▸ **AIM OF THE TASK**:
Go through the data below. Pull out every line that has the word "termo".

▸ **TASK DATA**:
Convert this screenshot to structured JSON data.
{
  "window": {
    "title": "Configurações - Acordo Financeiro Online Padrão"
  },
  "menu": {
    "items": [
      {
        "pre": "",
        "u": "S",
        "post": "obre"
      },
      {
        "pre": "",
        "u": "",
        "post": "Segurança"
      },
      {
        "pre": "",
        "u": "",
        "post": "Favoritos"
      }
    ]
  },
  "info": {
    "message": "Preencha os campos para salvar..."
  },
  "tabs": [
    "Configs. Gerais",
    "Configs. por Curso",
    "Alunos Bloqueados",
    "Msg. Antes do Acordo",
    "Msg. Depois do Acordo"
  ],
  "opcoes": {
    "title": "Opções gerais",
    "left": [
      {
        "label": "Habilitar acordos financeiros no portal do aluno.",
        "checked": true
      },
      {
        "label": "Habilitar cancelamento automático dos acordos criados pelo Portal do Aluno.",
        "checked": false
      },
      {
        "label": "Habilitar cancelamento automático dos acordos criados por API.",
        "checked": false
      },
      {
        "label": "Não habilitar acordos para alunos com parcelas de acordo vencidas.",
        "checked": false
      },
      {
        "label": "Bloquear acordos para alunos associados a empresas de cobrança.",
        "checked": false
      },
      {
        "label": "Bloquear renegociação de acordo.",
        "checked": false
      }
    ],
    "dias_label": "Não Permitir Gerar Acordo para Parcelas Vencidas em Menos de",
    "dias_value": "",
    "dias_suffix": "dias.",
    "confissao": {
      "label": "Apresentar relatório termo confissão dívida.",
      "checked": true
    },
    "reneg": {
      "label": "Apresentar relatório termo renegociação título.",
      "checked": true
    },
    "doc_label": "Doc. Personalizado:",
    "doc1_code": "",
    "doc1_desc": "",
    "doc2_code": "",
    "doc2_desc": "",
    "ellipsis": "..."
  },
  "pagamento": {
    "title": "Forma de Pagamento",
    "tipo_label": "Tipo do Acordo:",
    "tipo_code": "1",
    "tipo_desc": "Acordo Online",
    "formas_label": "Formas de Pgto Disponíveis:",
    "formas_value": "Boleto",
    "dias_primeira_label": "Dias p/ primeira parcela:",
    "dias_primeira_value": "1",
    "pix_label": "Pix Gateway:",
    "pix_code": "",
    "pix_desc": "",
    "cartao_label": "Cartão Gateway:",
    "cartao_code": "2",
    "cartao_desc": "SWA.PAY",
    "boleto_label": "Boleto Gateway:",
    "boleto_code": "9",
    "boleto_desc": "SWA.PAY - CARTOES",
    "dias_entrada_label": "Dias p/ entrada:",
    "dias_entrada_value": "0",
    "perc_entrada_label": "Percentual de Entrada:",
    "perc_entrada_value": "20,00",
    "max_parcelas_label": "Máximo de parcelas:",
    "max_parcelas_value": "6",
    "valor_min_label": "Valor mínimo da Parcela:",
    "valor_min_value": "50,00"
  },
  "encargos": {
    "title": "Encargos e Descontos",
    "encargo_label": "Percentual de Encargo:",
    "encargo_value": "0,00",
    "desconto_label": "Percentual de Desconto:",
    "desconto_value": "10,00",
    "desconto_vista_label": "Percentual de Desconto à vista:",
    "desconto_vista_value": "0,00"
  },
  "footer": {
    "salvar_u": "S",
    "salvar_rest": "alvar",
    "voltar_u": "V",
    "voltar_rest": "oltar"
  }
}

▸ **TASK RESPONSE**:
      "label": "Apresentar relatório termo confissão dívida.",
      "label": "Apresentar relatório termo renegociação título.",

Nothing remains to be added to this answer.